- [YOUR ASSIGNMENT]
Say how many lines below hold the word "amet"; give the number by itself.

========================================

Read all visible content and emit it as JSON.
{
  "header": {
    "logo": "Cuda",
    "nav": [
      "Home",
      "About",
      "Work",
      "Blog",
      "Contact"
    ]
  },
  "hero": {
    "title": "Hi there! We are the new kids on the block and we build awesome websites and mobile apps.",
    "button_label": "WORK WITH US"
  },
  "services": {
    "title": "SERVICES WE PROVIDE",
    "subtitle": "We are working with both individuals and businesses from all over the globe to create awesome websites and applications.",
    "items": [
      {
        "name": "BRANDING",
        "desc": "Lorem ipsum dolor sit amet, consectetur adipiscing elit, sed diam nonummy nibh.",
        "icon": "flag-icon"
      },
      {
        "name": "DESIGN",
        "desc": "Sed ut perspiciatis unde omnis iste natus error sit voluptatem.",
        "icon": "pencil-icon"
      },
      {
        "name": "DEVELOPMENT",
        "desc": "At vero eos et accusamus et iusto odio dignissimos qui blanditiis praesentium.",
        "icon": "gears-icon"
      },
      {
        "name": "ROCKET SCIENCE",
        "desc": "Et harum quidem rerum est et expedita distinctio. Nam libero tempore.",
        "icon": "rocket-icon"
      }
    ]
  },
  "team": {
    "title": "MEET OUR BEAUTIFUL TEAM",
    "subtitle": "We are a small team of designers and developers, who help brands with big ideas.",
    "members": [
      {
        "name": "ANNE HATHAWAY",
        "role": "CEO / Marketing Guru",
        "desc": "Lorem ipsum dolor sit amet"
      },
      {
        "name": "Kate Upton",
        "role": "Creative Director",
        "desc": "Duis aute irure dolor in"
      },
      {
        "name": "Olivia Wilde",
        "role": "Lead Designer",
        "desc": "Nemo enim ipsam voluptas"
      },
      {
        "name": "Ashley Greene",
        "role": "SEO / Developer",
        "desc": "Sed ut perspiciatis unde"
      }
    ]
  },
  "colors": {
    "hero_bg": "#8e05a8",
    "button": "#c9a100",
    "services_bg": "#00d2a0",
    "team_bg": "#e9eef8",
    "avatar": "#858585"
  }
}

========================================

- [EXPECTED ANSWER]
2